### ASSIGNMENT
Copy out all the lines in the records that include the word "Full".

### SOURCE MATERIAL
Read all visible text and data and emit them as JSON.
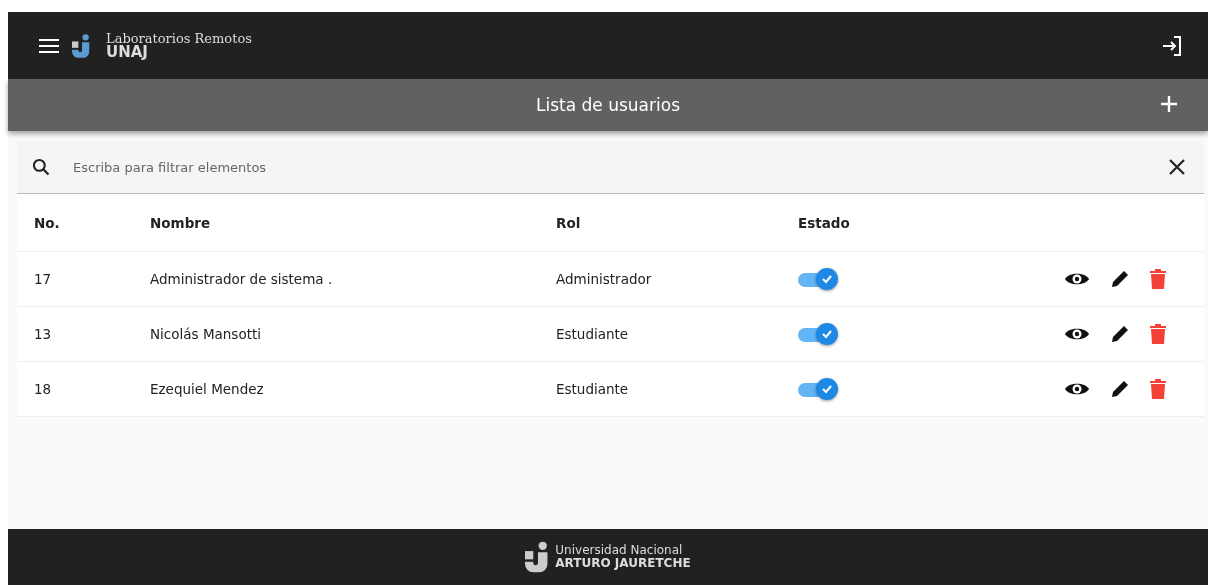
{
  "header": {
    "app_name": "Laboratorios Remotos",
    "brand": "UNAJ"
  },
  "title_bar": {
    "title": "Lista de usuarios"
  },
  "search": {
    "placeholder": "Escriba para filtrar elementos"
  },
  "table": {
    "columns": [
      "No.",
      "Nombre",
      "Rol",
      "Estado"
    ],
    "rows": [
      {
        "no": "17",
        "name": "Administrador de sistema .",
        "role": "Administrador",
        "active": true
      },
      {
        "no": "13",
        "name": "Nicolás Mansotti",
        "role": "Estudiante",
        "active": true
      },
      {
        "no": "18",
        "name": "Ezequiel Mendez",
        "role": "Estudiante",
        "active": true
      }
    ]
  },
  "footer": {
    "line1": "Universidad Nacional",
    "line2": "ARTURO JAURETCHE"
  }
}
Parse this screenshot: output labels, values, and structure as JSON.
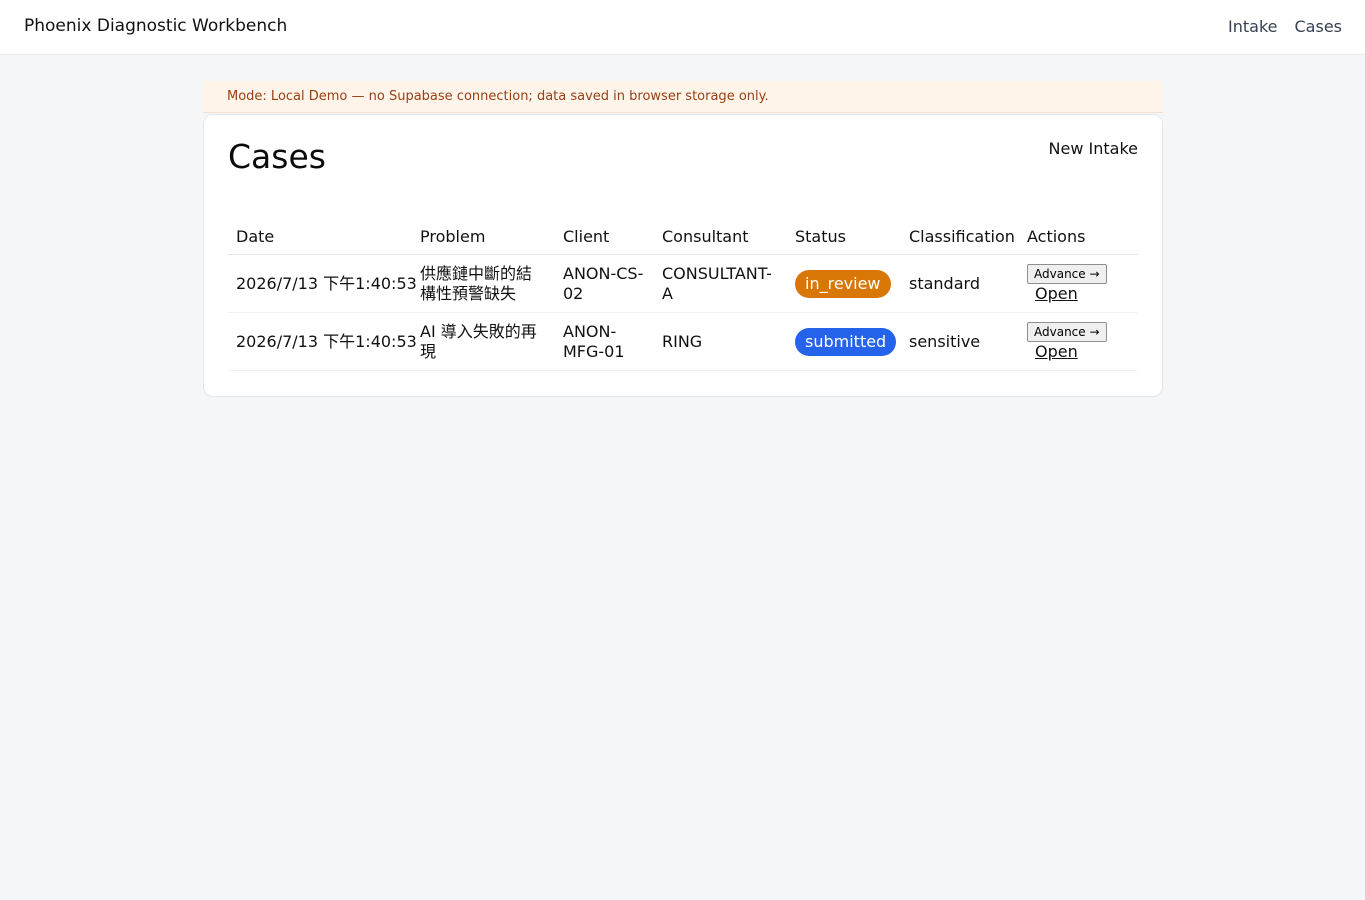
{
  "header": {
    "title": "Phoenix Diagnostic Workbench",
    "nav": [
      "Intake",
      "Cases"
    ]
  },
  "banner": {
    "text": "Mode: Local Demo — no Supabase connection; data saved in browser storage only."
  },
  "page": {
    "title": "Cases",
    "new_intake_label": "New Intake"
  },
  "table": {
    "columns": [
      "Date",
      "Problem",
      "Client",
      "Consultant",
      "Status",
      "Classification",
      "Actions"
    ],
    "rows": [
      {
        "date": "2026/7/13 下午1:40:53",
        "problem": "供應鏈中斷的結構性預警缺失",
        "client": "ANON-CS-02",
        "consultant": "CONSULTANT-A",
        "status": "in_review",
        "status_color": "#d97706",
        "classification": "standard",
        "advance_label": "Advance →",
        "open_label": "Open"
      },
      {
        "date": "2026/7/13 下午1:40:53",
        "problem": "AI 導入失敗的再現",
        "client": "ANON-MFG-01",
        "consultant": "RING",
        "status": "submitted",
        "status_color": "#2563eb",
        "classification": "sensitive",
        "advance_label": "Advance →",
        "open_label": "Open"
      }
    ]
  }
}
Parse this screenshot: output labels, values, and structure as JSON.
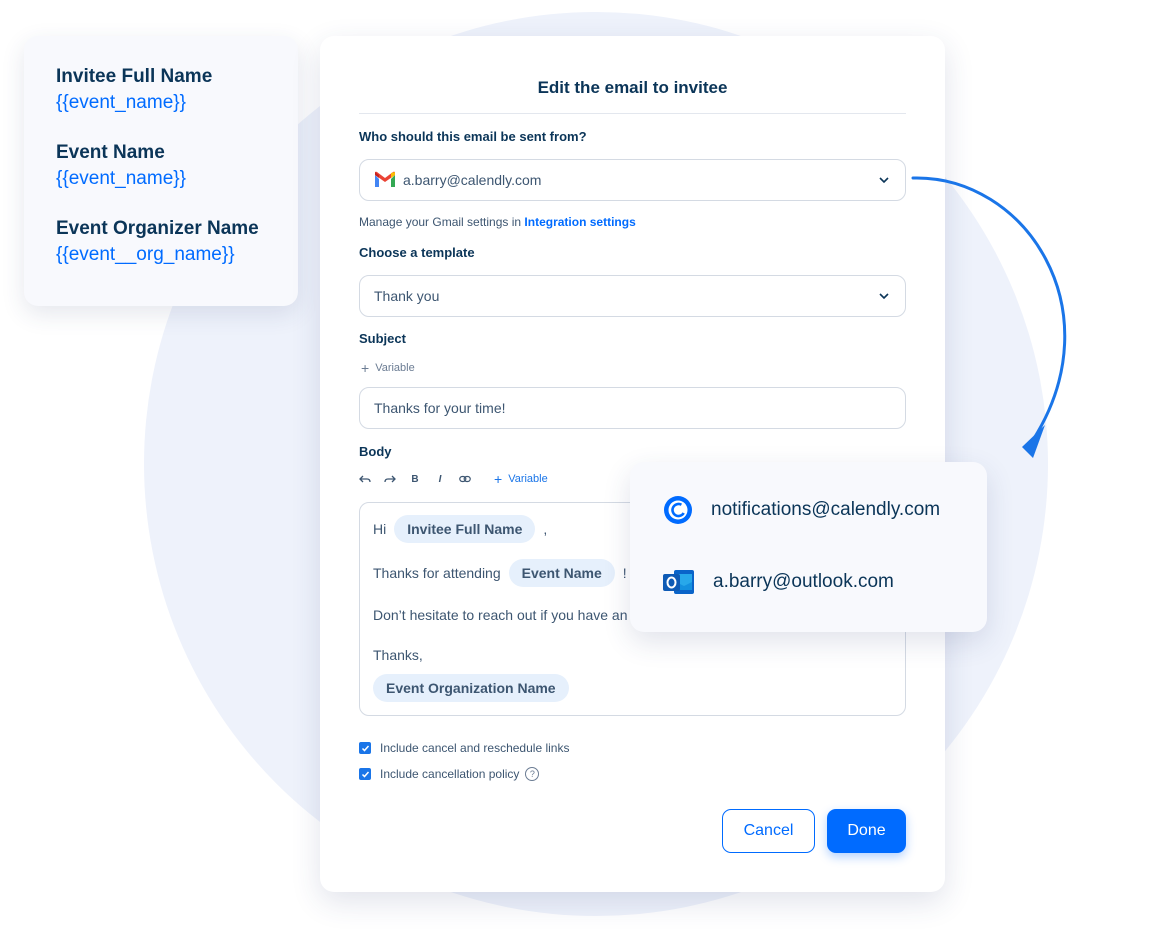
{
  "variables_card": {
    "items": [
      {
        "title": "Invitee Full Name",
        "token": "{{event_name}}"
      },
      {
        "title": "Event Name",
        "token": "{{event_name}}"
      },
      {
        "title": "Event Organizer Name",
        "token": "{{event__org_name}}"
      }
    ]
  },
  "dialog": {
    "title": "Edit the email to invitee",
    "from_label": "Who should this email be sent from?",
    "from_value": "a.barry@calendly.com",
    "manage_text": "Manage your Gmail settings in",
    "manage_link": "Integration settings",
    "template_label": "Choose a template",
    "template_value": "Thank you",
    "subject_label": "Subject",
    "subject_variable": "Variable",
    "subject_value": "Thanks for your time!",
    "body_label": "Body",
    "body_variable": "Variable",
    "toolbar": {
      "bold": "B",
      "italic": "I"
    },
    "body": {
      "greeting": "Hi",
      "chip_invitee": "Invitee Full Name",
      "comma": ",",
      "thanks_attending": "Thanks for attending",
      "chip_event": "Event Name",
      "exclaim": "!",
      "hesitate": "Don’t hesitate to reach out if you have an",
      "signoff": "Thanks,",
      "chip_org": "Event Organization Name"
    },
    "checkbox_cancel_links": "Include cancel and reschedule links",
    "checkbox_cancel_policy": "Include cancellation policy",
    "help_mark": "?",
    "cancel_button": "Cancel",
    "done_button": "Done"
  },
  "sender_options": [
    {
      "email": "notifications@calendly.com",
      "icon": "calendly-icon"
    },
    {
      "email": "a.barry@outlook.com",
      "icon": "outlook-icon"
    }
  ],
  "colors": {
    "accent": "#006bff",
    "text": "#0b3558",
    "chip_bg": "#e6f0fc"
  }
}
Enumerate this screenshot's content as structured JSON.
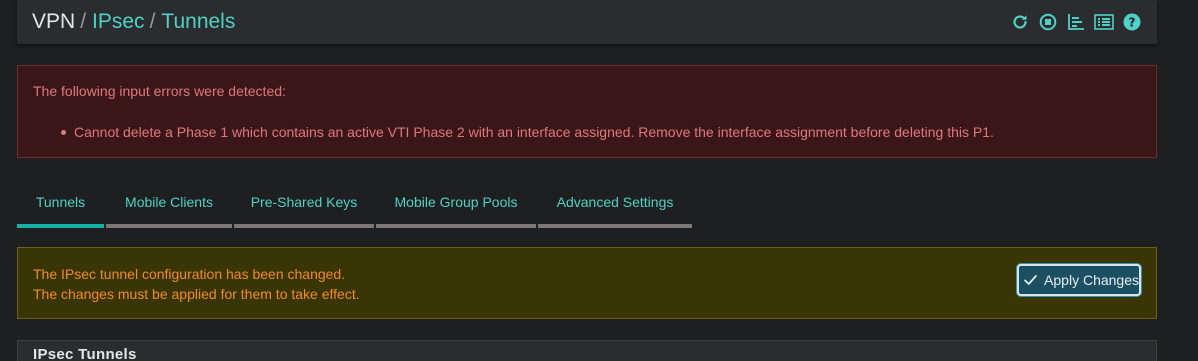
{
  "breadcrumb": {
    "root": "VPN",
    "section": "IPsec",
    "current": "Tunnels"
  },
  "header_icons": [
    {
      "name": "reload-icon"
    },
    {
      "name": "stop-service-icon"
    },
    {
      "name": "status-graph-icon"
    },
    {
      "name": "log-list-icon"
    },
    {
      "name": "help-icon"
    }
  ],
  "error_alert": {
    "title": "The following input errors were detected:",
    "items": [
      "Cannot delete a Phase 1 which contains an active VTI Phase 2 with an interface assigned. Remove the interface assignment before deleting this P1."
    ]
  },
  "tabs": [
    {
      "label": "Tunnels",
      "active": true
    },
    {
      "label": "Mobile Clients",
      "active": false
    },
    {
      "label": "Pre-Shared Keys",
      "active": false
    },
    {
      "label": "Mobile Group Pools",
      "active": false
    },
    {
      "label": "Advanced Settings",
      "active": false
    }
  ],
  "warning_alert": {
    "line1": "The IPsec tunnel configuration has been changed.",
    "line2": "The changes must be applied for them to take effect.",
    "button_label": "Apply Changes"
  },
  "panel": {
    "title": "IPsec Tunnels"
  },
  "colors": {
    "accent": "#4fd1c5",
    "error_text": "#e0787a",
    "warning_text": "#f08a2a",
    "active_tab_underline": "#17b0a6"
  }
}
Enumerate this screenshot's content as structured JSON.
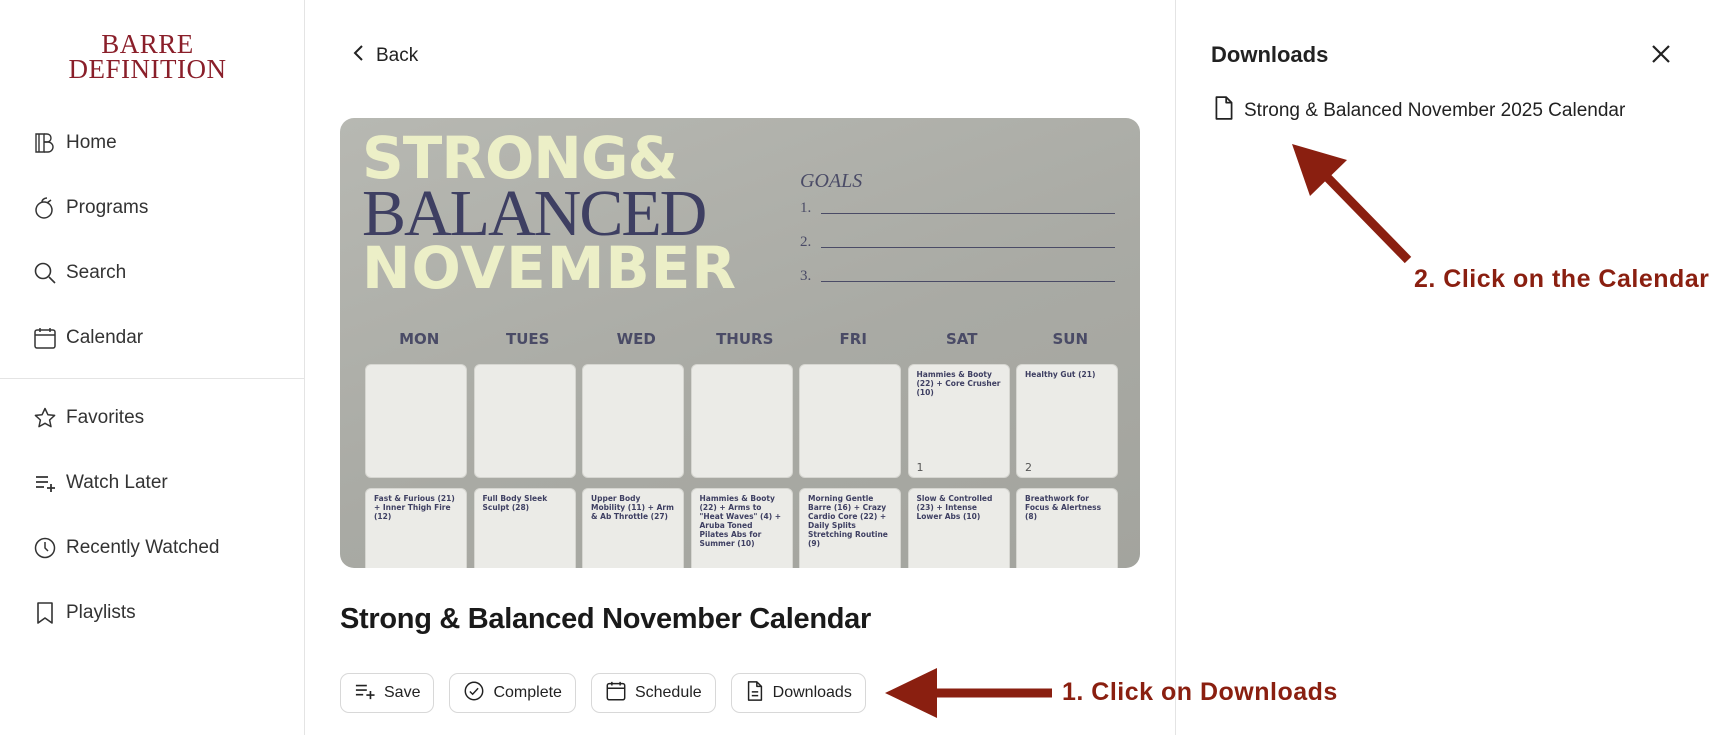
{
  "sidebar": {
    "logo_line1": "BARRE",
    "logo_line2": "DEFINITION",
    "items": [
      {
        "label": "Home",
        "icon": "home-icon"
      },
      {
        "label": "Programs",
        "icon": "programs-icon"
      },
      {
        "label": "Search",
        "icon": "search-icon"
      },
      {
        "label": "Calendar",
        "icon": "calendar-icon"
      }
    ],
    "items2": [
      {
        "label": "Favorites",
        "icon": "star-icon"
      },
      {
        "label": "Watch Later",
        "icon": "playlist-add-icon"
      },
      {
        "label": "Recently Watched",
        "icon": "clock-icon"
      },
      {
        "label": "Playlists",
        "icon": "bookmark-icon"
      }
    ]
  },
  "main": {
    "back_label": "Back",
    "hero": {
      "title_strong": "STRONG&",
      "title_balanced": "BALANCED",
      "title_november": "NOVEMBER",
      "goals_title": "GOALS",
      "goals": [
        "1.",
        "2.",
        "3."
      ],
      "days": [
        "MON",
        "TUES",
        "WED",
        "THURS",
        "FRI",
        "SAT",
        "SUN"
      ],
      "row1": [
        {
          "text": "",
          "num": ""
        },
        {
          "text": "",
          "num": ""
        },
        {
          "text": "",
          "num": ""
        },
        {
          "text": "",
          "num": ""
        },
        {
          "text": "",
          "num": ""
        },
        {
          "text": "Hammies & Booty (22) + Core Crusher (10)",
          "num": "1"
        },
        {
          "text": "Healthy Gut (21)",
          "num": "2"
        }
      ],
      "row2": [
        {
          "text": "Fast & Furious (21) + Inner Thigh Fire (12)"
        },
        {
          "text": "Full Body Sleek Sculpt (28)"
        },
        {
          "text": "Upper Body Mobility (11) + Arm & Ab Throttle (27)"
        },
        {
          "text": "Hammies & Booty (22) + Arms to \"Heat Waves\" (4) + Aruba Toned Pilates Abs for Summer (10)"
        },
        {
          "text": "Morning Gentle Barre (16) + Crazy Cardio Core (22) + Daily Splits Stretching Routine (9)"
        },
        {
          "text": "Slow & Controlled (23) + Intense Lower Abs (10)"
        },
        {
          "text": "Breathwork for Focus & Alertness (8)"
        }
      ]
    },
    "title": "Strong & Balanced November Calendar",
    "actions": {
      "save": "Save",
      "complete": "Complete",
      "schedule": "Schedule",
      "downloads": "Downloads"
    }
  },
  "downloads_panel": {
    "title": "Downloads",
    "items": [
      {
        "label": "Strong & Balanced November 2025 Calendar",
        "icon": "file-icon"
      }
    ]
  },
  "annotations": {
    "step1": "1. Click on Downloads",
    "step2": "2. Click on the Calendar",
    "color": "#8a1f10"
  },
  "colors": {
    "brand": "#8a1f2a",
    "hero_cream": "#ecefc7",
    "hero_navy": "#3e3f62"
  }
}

### TASK OUTPUT
        "title": "Invitee Full Name",
      "chip_invitee": "Invitee Full Name",
          "text": "Full Body Sleek Sculpt (28)"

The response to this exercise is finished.